The Pennsylvania Supreme Court temporarily stopped a harsh voter I.D. law from taking effect in the upcoming November 2012 election, sending the case back to the lower court for further review.
In a 4-2 decision the state’s highest court ruled today that the six-month-old voter I.D. law is not being implemented correctly and, as a result, could disenfranchise voters who cannot easily receive the proper identification. The Pennsylvania Supreme Court is asking Commonwealth Court judge Robert Simpson, who last month permitted the law to go forward with a single-judge court order, to reevaluate his findings; if there is no evidence of voter disenfranchisement, then the law stands.

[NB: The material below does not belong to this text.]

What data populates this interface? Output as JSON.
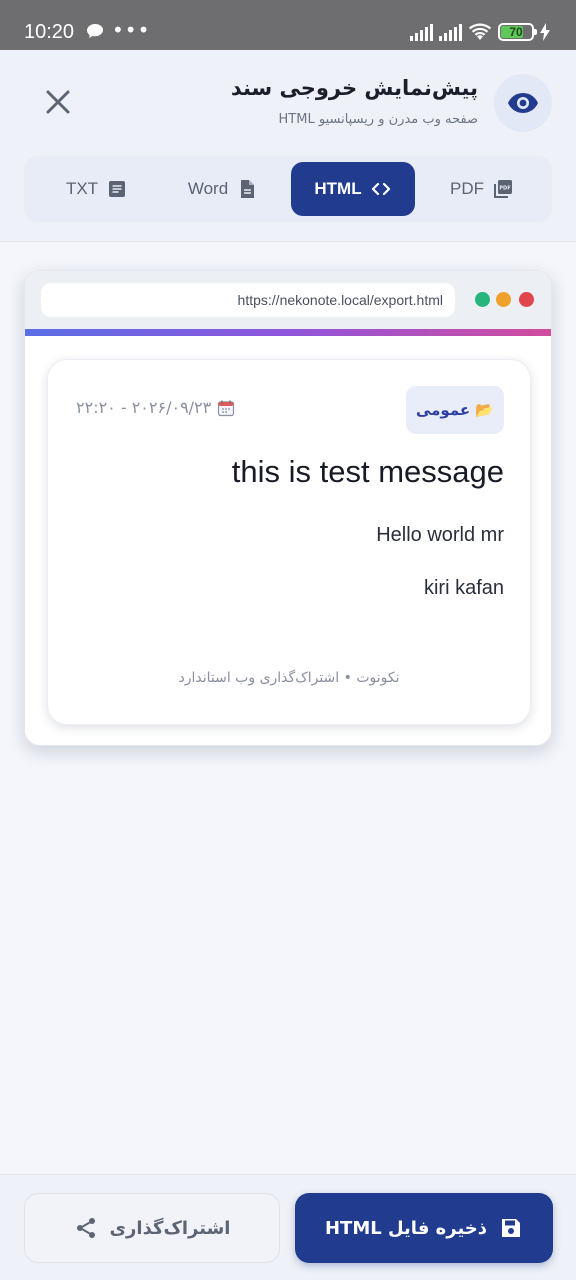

Simpson’s opinion is due Oct. 2.
The controversial voter I.D. law, which has been tied up in the courts for the last two months, mandates that voters must present a government-issued photo I.D. at the polls. The I.D. must be either a driver’s or a non-driver’s license from PennDot (Pennsylvania Department of Transportation).
PennDot agreed to issue the I.D.s at no cost and with little vetting, but according to the Court the application process set up by PennDot is a “rigorous one” that makes it even more difficult to obtain an I.D.
The Court found:
… a number of qualified members of the Pennsylvania voting public will be disenfranchised in the upcoming General Election, because—given their personal circumstances and the limitations associated with the infrastructure through which the Commonwealth is issuing identification cards—these voters will not have had an adequate opportunity to become educated about the Law’s requirements and obtain the necessary identification cards.
About 80,000 Pennsylvanians will be unable to vote, according to the Court.
Though more than 10 other states have similar photo I.D. laws, the Pennsylvania case has garnered much nationwide attention, partly due to its most personable plaintiff, Viviette Applewhite. Applewhite, a 93-year-old African American woman hailing from Philadelphia, marched for civil rights and the end to voter suppression laws with Martin Luther King, Jr., in the early 1960s. Having voted in every election since then, she was dismayed to find herself unable to cast a ballot in 2012. Applewhite does not have a driver’s license and, having been adopted as a child, the name on her birth certificate is different from all her other documents; plus, her Social Security card was stolen with her purse several years ago. She finally obtained a photo I.D. last month after providing her Medicare card and several other government documents that bore her signature.
Applewhite’s story might sound unique, but she is just one of the roughly 5 million Americans who will be affected by voter suppression laws this year. Fortunately, newly passed voter suppression laws have been getting struck down in courts around the country, most recently in Texas and Ohio. In just a few short weeks, we’ll find out if Pennsylvania’s voter I.D. law meets a similar fate.
Photo of 93-year-old Viviette Applewhite, lead plaintiff in the Pennsylvania voter I.D. law case, courtesy of the ACLU of Pennsylvania.